■ **WHAT TO DO**
Read the entries below and pull out each line with the string "Part".

■ **Element data from apps and pages**
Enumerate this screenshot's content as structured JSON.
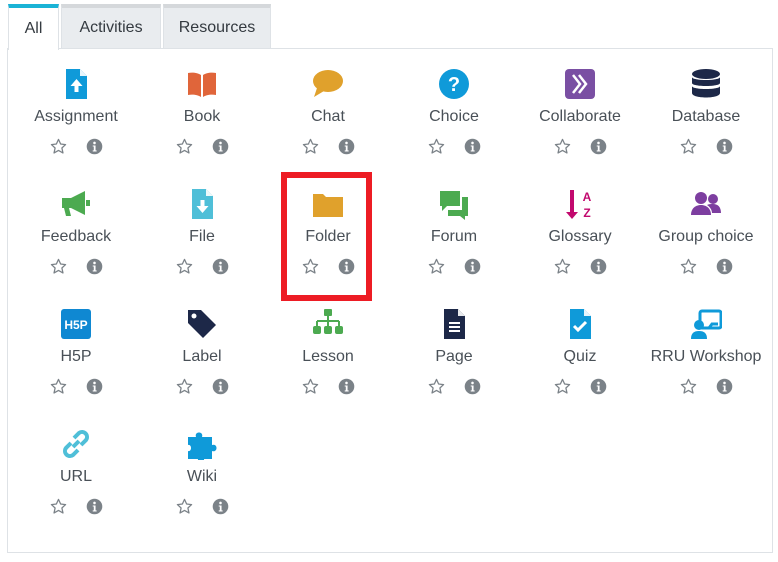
{
  "tabs": [
    {
      "label": "All",
      "active": true
    },
    {
      "label": "Activities",
      "active": false
    },
    {
      "label": "Resources",
      "active": false
    }
  ],
  "items": [
    {
      "label": "Assignment",
      "icon": "assignment-icon",
      "color": "#0f9ad9"
    },
    {
      "label": "Book",
      "icon": "book-icon",
      "color": "#e0653a"
    },
    {
      "label": "Chat",
      "icon": "chat-icon",
      "color": "#e0a12c"
    },
    {
      "label": "Choice",
      "icon": "choice-icon",
      "color": "#0f9ad9"
    },
    {
      "label": "Collaborate",
      "icon": "collaborate-icon",
      "color": "#7a4fa3"
    },
    {
      "label": "Database",
      "icon": "database-icon",
      "color": "#1d2848"
    },
    {
      "label": "Feedback",
      "icon": "feedback-icon",
      "color": "#4caa50"
    },
    {
      "label": "File",
      "icon": "file-icon",
      "color": "#4fbfd8"
    },
    {
      "label": "Folder",
      "icon": "folder-icon",
      "color": "#e0a12c"
    },
    {
      "label": "Forum",
      "icon": "forum-icon",
      "color": "#4caa50"
    },
    {
      "label": "Glossary",
      "icon": "glossary-icon",
      "color": "#c2096e"
    },
    {
      "label": "Group choice",
      "icon": "group-choice-icon",
      "color": "#7d3ea0"
    },
    {
      "label": "H5P",
      "icon": "h5p-icon",
      "color": "#0f88d2"
    },
    {
      "label": "Label",
      "icon": "label-icon",
      "color": "#1d2848"
    },
    {
      "label": "Lesson",
      "icon": "lesson-icon",
      "color": "#4caa50"
    },
    {
      "label": "Page",
      "icon": "page-icon",
      "color": "#1d2848"
    },
    {
      "label": "Quiz",
      "icon": "quiz-icon",
      "color": "#0f9ad9"
    },
    {
      "label": "RRU Workshop",
      "icon": "workshop-icon",
      "color": "#0f9ad9"
    },
    {
      "label": "URL",
      "icon": "url-icon",
      "color": "#4fbfd8"
    },
    {
      "label": "Wiki",
      "icon": "wiki-icon",
      "color": "#0f9ad9"
    }
  ],
  "highlighted_item": "Folder",
  "colors": {
    "tab_accent": "#1ab3d6",
    "highlight": "#ed1c24",
    "action_icon": "#7b8288"
  }
}
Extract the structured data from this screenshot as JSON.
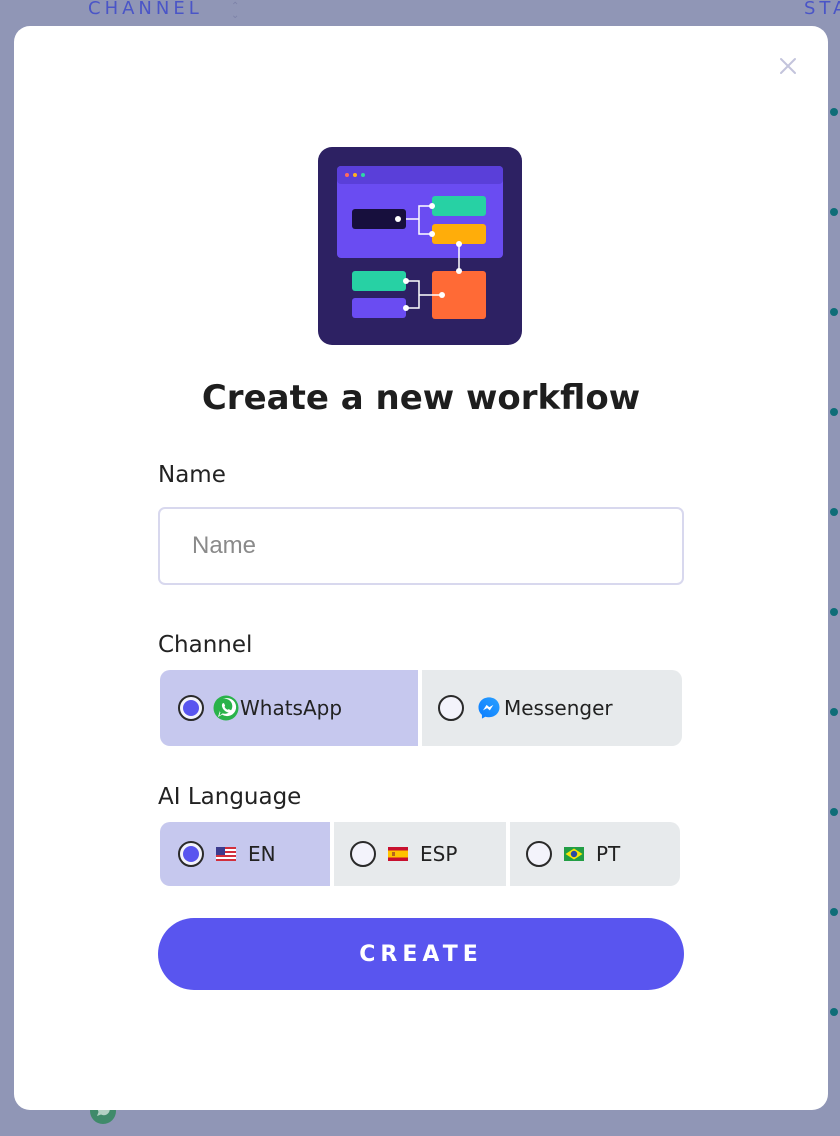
{
  "background": {
    "columns": {
      "channel": "CHANNEL",
      "status": "STA"
    }
  },
  "modal": {
    "close_glyph": "×",
    "title": "Create a new workflow",
    "name_field": {
      "label": "Name",
      "placeholder": "Name",
      "value": ""
    },
    "channel": {
      "label": "Channel",
      "options": [
        {
          "label": "WhatsApp",
          "icon": "whatsapp-icon",
          "selected": true
        },
        {
          "label": "Messenger",
          "icon": "messenger-icon",
          "selected": false
        }
      ]
    },
    "ai_language": {
      "label": "AI Language",
      "options": [
        {
          "label": "EN",
          "icon": "us-flag-icon",
          "selected": true
        },
        {
          "label": "ESP",
          "icon": "spain-flag-icon",
          "selected": false
        },
        {
          "label": "PT",
          "icon": "brazil-flag-icon",
          "selected": false
        }
      ]
    },
    "create_button": "CREATE"
  },
  "colors": {
    "accent": "#5955ef",
    "selected_option": "#c6c8ee",
    "unselected_option": "#e7eaec",
    "overlay": "#9096b6",
    "illustration_bg": "#2d2163"
  }
}
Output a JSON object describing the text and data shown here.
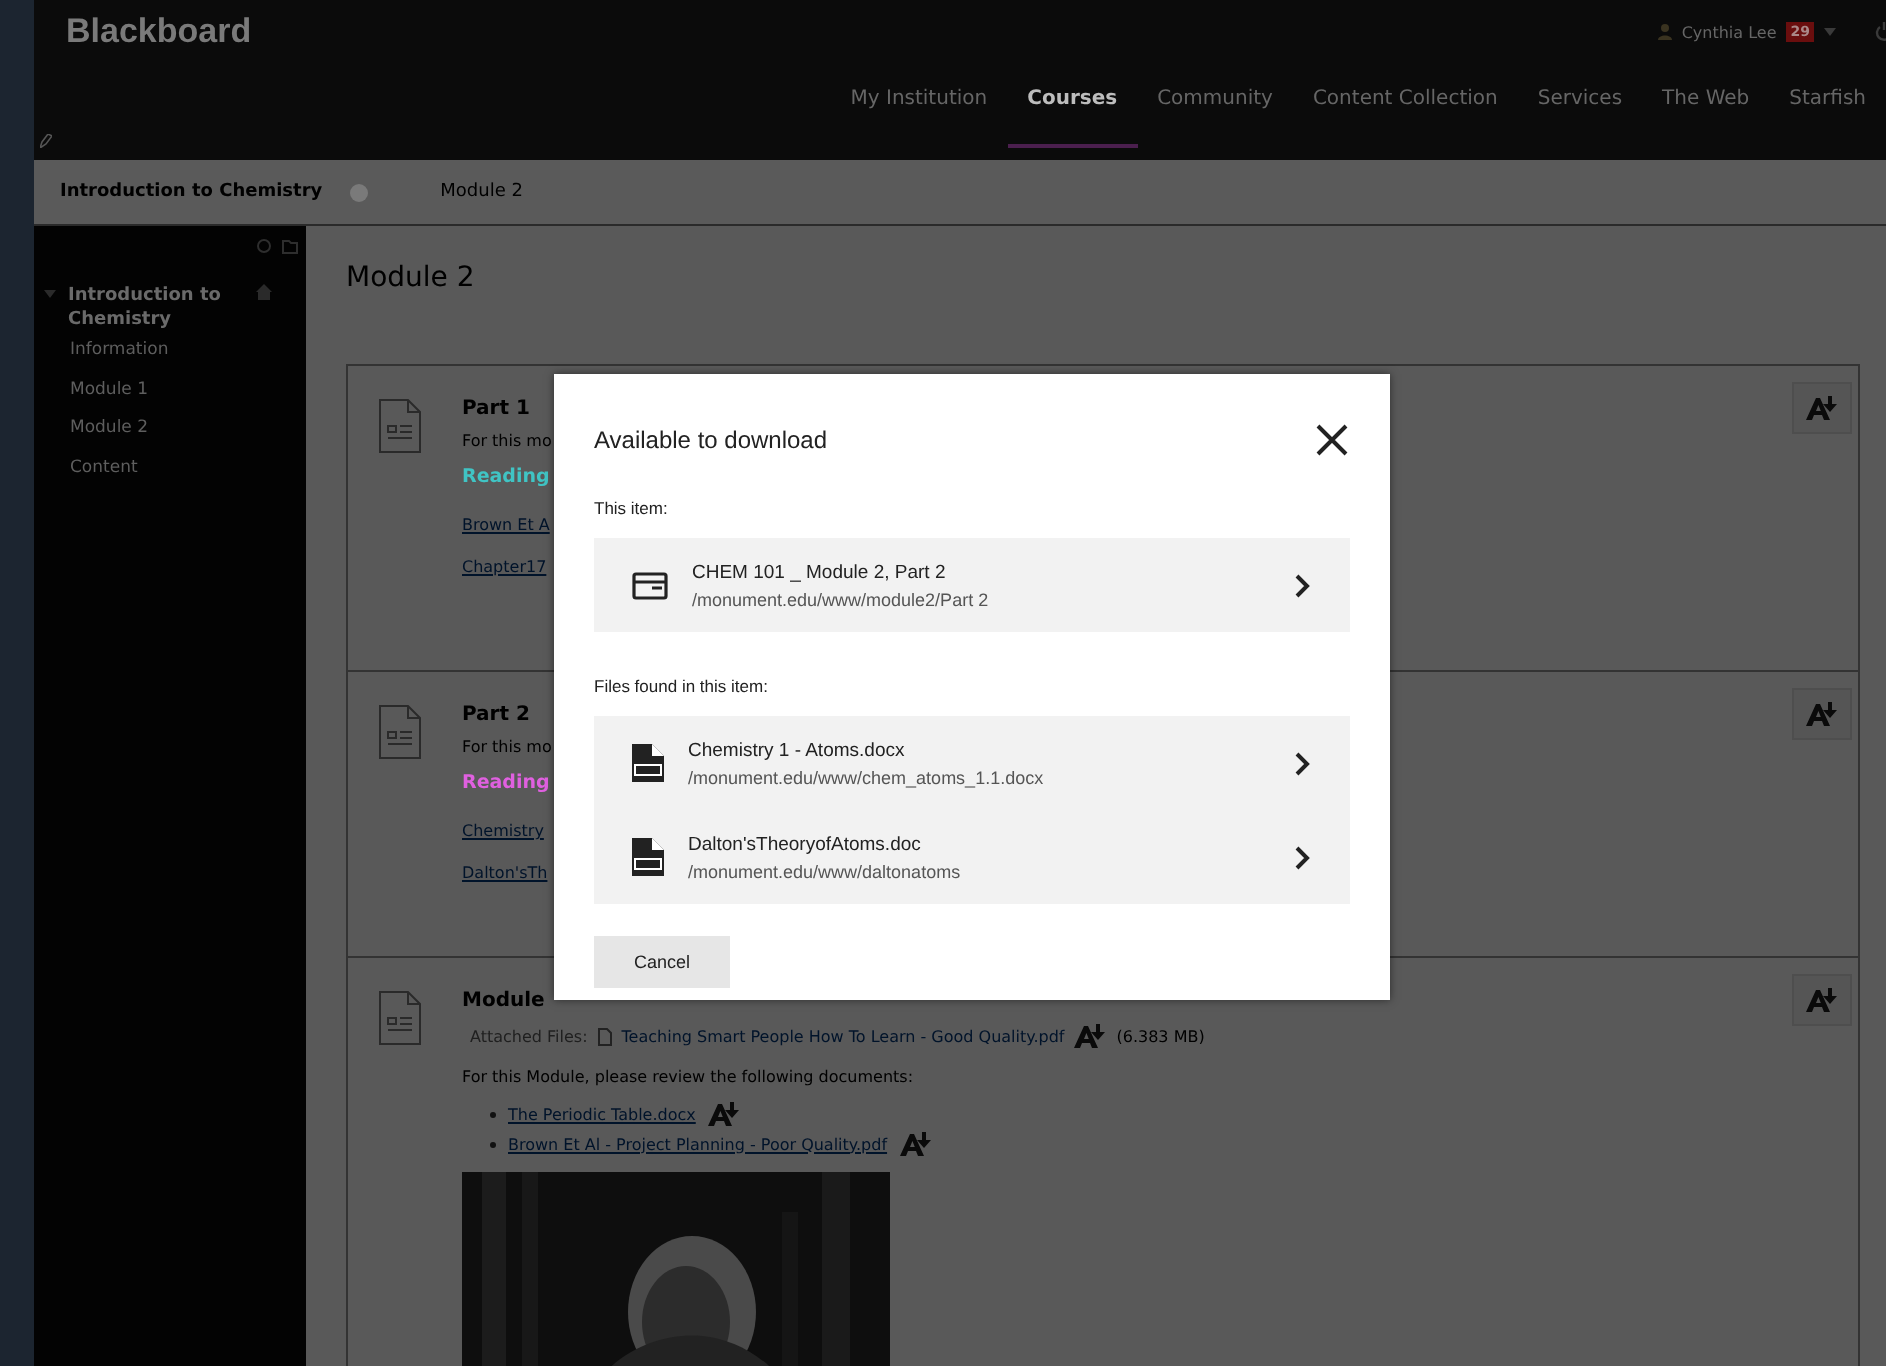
{
  "header": {
    "logo": "Blackboard",
    "user": "Cynthia Lee",
    "badge": "29",
    "nav": [
      {
        "label": "My Institution",
        "selected": false
      },
      {
        "label": "Courses",
        "selected": true
      },
      {
        "label": "Community",
        "selected": false
      },
      {
        "label": "Content Collection",
        "selected": false
      },
      {
        "label": "Services",
        "selected": false
      },
      {
        "label": "The Web",
        "selected": false
      },
      {
        "label": "Starfish",
        "selected": false
      }
    ]
  },
  "breadcrumb": [
    "Introduction to Chemistry",
    "Module 2"
  ],
  "sidebar": {
    "course": "Introduction to Chemistry",
    "expanded": true,
    "items": [
      "Information",
      "Module 1",
      "Module 2",
      "Content"
    ]
  },
  "page_title": "Module 2",
  "cards": [
    {
      "kind": "item",
      "title": "Part 1",
      "text": "For this mo",
      "heading": "Reading",
      "color": "#40c4c4",
      "links": [
        "Brown Et A",
        "Chapter17"
      ]
    },
    {
      "kind": "item",
      "title": "Part 2",
      "text": "For this mo",
      "heading": "Reading",
      "color": "#e060e0",
      "links": [
        "Chemistry",
        "Dalton'sTh"
      ]
    },
    {
      "kind": "module",
      "title": "Module",
      "attached_label": "Attached Files:",
      "attachment": "Teaching Smart People How To Learn - Good Quality.pdf",
      "size": "(6.383 MB)",
      "text": "For this Module, please review the following documents:",
      "links": [
        "The Periodic Table.docx",
        "Brown Et Al - Project Planning - Poor Quality.pdf"
      ],
      "picture": {
        "kind": "picture"
      }
    }
  ],
  "modal": {
    "title": "Available to download",
    "this_item_label": "This item:",
    "this_item": {
      "name": "CHEM 101 _ Module 2, Part 2",
      "path": "/monument.edu/www/module2/Part 2"
    },
    "files_label": "Files found in this item:",
    "files": [
      {
        "name": "Chemistry 1 - Atoms.docx",
        "path": "/monument.edu/www/chem_atoms_1.1.docx"
      },
      {
        "name": "Dalton'sTheoryofAtoms.doc",
        "path": "/monument.edu/www/daltonatoms"
      }
    ],
    "cancel": "Cancel"
  }
}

■ **SOLUTION FOR THIS TASK**
      "title": "Part 1",
      "title": "Part 2",
      "name": "CHEM 101 _ Module 2, Part 2",
      "path": "/monument.edu/www/module2/Part 2"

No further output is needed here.